Task brief — Search the data below, and report every line in which "title" occurs.

*** Opening of Extracted information ***

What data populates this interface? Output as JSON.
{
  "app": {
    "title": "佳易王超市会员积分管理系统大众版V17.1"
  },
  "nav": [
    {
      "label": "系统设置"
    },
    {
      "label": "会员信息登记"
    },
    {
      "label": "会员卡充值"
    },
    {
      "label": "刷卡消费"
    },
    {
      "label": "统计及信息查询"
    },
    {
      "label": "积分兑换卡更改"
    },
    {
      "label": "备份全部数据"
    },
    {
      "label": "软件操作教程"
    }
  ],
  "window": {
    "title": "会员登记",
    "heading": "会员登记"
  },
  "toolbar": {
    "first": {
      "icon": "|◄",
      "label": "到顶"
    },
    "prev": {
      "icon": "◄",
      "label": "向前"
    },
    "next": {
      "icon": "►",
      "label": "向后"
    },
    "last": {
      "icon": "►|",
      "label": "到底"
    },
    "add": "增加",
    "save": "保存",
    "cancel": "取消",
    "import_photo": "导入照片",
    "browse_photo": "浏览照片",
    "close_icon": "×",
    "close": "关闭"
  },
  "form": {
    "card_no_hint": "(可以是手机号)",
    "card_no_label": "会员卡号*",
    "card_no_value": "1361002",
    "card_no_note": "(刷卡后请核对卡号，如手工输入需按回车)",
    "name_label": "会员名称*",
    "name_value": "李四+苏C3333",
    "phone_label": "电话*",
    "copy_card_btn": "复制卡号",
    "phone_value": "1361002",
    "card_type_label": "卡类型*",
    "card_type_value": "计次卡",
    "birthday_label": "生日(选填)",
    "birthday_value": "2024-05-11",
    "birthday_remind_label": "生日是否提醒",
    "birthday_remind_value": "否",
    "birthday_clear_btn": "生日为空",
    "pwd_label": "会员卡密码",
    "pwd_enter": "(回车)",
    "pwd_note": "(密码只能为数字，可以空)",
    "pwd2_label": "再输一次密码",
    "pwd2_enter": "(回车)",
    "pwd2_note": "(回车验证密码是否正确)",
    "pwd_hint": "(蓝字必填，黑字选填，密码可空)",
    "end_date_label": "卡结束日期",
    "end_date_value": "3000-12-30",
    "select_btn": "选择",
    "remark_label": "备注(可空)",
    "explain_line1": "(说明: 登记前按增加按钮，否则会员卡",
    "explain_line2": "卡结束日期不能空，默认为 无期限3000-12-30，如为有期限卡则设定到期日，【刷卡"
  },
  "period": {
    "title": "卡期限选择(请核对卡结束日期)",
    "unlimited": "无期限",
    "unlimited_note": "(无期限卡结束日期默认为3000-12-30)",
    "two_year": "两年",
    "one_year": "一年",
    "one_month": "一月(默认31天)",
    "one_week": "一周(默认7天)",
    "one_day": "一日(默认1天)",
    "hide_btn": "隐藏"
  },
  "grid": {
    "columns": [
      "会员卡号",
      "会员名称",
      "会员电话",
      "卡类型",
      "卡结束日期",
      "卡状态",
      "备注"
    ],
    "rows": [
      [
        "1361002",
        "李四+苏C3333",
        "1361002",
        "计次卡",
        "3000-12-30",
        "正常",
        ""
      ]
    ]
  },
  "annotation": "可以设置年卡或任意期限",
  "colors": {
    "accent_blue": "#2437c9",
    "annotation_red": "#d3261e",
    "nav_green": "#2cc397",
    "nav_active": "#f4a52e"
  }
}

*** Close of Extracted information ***

Solution below —
    "title": "佳易王超市会员积分管理系统大众版V17.1"
    "title": "会员登记",
    "title": "卡期限选择(请核对卡结束日期)",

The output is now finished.